The strengths and nakedness of the internal controls related to the cycle will be distinguished along with an explanation of how Ordain has integrated this part of the accounting cycle into an enterprise-wide accounting system. Lastly, a differentiation between the various types of information systems that were necessary for Ordain to achieve the integration will be discussed. There are five accounting cycles that a business can use. Each cycle reveals different types of business activities. The cycles are revenue, expenditure, conversion, financing, and fixed asset.
Revenues includes sales and cash receipts.
Sales is al revenue earned from products sold to their customers. Cash receipts is all cash that is brought in. Expenditures is what the company spends to keep the company profitable. This would include the money spent on supplies, or paying their employees to work. The conversion cycle which is also considered the production cycle is an account of all production in a business. It allocates the costs to the production and makes sure everything is accurately expensed.
The financing cycle accounts for all stock, bonds, debts, and dividend transactions. Lastly, the fixed asset cycle is accounting for all fixed assets of the business.
This will include purchasing, selling and depreciation of all major assets. The expenditure cycle is an importance cycle for Ordain Manufacturing. It includes the payment for all of their supplies, the salary for all of their employees, and the payments for all of their utilities. The accounts payable process is where these types of payments would be made. Vendors are set up in the system and invoices are paid through this department as well. It is with this process that Ordain is able to track how much money is being spent to keep their company afloat and how much money they will make in profits after accounting for their expenditures.
Cite this Accounting Cycle Description Research paper

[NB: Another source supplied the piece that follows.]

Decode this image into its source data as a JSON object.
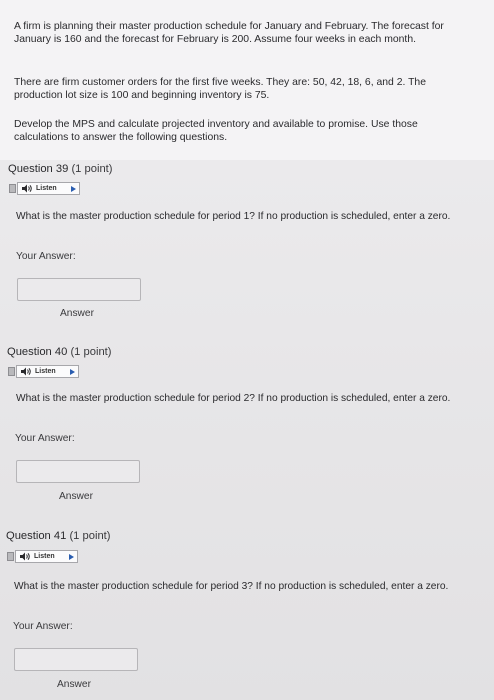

Accounting Cycle Description Research paper. (2018, May 24). Retrieved from https://graduateway.com/accounting-cycle-description-paper-team-a/